Given records:
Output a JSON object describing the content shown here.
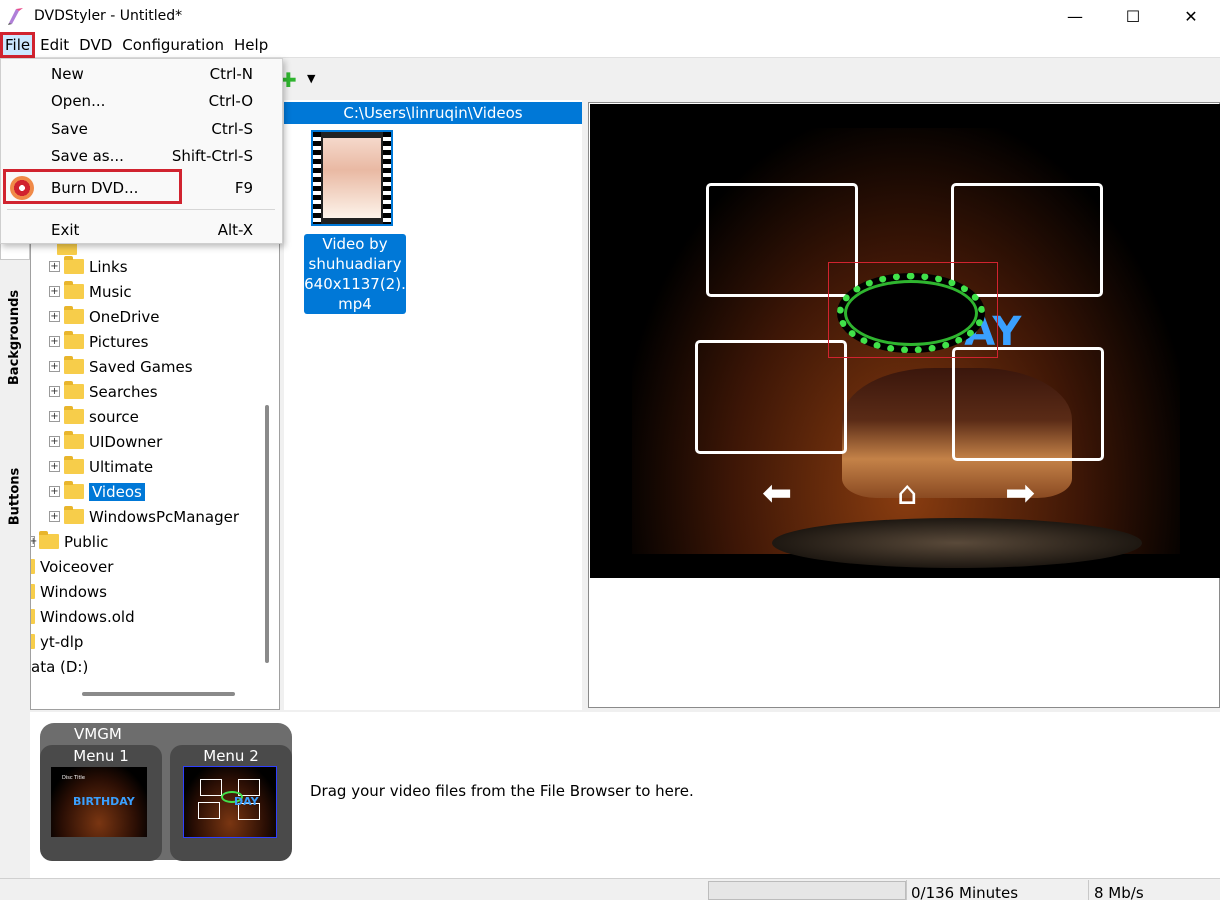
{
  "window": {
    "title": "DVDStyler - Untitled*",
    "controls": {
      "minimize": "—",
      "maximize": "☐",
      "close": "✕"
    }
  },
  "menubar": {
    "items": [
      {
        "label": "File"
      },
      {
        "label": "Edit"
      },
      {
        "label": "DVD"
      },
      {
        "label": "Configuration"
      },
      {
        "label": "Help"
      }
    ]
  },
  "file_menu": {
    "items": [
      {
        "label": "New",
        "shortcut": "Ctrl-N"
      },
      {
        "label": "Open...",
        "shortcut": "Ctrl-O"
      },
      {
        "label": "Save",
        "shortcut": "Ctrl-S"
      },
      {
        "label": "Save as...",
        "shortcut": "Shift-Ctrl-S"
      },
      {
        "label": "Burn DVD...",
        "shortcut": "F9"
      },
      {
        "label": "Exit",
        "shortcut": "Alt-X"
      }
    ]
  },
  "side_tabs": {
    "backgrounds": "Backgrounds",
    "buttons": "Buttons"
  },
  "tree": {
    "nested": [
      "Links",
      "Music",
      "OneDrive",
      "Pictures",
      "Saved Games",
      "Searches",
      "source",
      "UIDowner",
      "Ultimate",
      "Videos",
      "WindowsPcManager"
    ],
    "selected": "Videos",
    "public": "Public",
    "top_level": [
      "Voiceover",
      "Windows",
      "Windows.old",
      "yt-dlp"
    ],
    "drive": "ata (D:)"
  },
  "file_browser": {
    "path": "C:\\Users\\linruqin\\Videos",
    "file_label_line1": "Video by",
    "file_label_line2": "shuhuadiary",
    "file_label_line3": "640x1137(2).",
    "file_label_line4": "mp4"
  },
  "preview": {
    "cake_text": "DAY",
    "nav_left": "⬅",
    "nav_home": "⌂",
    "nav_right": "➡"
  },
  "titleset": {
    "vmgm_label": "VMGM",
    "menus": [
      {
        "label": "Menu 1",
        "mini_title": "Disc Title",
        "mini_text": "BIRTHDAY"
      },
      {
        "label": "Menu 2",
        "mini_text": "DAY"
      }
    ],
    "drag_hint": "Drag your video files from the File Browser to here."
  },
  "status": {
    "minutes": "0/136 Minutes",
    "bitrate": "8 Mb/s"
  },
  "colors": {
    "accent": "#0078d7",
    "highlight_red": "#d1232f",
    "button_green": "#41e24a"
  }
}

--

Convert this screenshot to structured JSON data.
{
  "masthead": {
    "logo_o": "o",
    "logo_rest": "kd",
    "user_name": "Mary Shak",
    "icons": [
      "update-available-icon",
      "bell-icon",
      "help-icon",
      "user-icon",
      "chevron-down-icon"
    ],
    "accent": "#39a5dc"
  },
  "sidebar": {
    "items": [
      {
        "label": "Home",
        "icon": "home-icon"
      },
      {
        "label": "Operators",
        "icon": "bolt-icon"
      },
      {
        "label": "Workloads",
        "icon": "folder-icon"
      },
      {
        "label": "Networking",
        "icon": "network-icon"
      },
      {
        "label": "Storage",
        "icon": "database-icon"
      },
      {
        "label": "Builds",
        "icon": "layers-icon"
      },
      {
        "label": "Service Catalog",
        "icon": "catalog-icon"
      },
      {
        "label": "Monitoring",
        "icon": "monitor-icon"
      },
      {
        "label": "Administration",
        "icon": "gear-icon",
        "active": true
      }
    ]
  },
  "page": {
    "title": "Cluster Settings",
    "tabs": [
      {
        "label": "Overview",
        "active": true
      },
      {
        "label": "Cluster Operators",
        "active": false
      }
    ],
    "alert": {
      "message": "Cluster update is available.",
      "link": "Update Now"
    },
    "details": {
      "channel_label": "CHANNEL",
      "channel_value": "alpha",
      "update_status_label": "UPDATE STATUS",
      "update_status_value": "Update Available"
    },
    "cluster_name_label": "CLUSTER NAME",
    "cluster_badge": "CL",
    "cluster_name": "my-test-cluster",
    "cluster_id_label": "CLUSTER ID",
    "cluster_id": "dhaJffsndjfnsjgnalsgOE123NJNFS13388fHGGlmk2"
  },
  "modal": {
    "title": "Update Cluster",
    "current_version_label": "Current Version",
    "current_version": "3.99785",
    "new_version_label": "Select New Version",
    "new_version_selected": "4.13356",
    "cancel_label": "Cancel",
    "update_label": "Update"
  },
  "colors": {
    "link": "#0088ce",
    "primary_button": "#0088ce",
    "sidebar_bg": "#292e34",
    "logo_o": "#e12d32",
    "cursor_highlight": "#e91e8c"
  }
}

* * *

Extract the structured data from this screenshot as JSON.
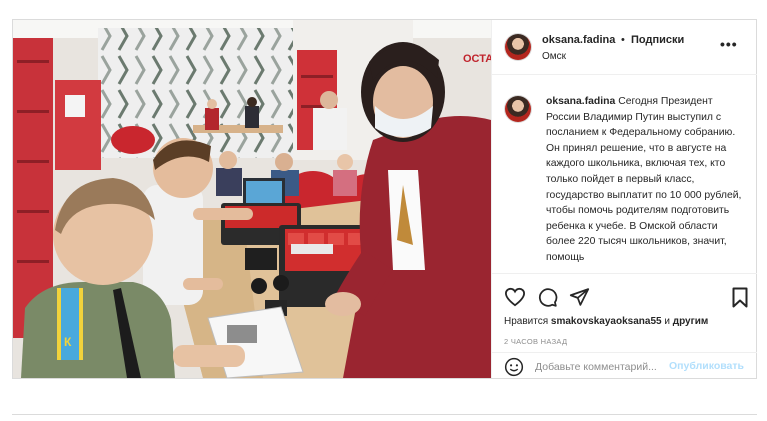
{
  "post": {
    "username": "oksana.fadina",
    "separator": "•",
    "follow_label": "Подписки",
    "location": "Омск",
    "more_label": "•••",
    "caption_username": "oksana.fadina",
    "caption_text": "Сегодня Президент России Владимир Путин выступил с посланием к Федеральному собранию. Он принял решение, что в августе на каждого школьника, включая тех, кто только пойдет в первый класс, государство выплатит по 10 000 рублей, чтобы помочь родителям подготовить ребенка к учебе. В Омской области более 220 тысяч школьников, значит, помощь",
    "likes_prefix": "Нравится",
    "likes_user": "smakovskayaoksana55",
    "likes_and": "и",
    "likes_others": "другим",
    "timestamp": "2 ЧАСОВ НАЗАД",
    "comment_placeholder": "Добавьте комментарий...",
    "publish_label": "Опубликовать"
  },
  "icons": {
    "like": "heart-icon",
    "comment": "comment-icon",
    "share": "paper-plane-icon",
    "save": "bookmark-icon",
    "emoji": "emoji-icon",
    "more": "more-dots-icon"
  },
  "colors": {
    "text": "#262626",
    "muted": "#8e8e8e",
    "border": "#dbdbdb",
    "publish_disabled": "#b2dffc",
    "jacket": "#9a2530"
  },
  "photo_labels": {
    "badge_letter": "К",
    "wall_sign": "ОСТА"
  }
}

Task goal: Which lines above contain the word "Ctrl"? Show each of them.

Written response:
        "shortcut": "Ctrl-N"
        "shortcut": "Ctrl-O"
        "shortcut": "Ctrl-S"
        "shortcut": "Shift-Ctrl-S"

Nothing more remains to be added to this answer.